Today saw the next installment of the finance review group review of 16/17 funding. There were three items on the agenda: special schools, deprivation funding, and pupil mobility.
The group reviewed the proportion of High Needs Block funding that Essex spends on special schools compared to other LAs. However, the group felt that these data were insufficient to draw any conclusion, and asked for:
- the proportion of pupils with a statement or EHCP in special schools in different LAs
- an estimate of funding requirements for special schools on a needs basis, drawn up by the heads of special schools
- a detailed comparison with another representative authority, such as Kent LA, on how they fund special schools
Blog readers will remember that I was cautious about moving more deprivation funding into FSM in primary schools due to the uncertainty over FSM registration after the introduction of universal free school meals this year. I therefore asked at a previous meeting for data on FSM registration rates amongst EYFS pupils over the past few years, to see whether there has been a significant change this year. We do not yet have these data, but the LA has confirmed that they are being collected and will be presented at a future meeting.
There was some discussion over whether the LA needed to take a holistic view of deprivation funding, incorporating pupil premium into the calculation of how much funding should go through the separate LA-determined deprivation factor. There was general support for this approach, and so we asked the LA to produce nominal figures for the total amount of funding per pupil provided by LA to support deprivation, whether that comes from FSM registration via the LA formula, IDACI via the LA formula, or pupil premium.

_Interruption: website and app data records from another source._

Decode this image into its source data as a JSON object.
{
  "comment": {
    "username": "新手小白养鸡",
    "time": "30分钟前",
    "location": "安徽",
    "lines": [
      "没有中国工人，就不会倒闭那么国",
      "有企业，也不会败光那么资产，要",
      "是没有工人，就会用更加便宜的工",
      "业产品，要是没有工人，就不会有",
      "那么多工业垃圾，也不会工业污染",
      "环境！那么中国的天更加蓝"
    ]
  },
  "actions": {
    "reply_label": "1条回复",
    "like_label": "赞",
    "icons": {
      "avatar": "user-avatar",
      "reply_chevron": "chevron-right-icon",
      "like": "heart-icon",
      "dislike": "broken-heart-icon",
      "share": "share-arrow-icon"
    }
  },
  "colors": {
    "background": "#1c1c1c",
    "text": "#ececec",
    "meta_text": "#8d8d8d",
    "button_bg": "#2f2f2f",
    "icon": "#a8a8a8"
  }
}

There was further discussion over whether to change from the current FSM to the FSM6 metric when distributing LA deprivation funding coming through FSM. I argued that FSM6 provided more stability for schools, as it shows less fluctuation year-on-year, and is arguably a better deprivation indicator in any case. Richard Thomas said that there is evidence to suggest that pupils who are eligible for FSM for a continuous period have lower attainment than those who come off FSM after a short period on, so raw FSM may concentrate funding to need. Jeff Fair noted that the current level of FSM funding was tied to the amount actually required to fund the meals themselves (with the rest of deprivation funding coming through IDACI) so if we increased the number of pupils eligible by adopting FSM6, we should increase the funding for FSM by the same ratio to compensate accordingly (removing that funding from IDACI).
The LA presented models of IDACI funding based on the proposals I made in a previous meeting to fund in proportion to the expected number of deprived pupils present in the school, using the IDACI index as a probability metric. As expected, this provided some concentration of funding towards the higher deprivation areas, but perhaps less expected, it also provided a considerable increase in deprivation funding for pupils at the lowest (non-zero) level of deprivation, due to the nonlinearity in the current LA funding criteria.
The group briefly looked at the introduction of a pupil mobility factor. However, it soon became clear that the DfE data on pupil mobility appears to be flawed (with some secondaries apparently showing mobility rates of 70%+). The LA reported that this is due to the measure of mobility being used, which is not to be trusted when a school converts to a particular form of academy. There was a general feeling in the group that there is not much to be gained by pursuing the allocation of funding through a metric with such clear flaws. This is unfortunate in my view – if the DfE could be persuaded to change its methodology so that the data were more meaningful in Essex – then we could possibly answer the question of whether a mobility factor is of value, by modeling the correlation between deprivation and attainment and factoring that out before determining whether schools with high mobility produce low attainment, or whether low attainment in areas of high mobility can be largely explained through deprivation alone.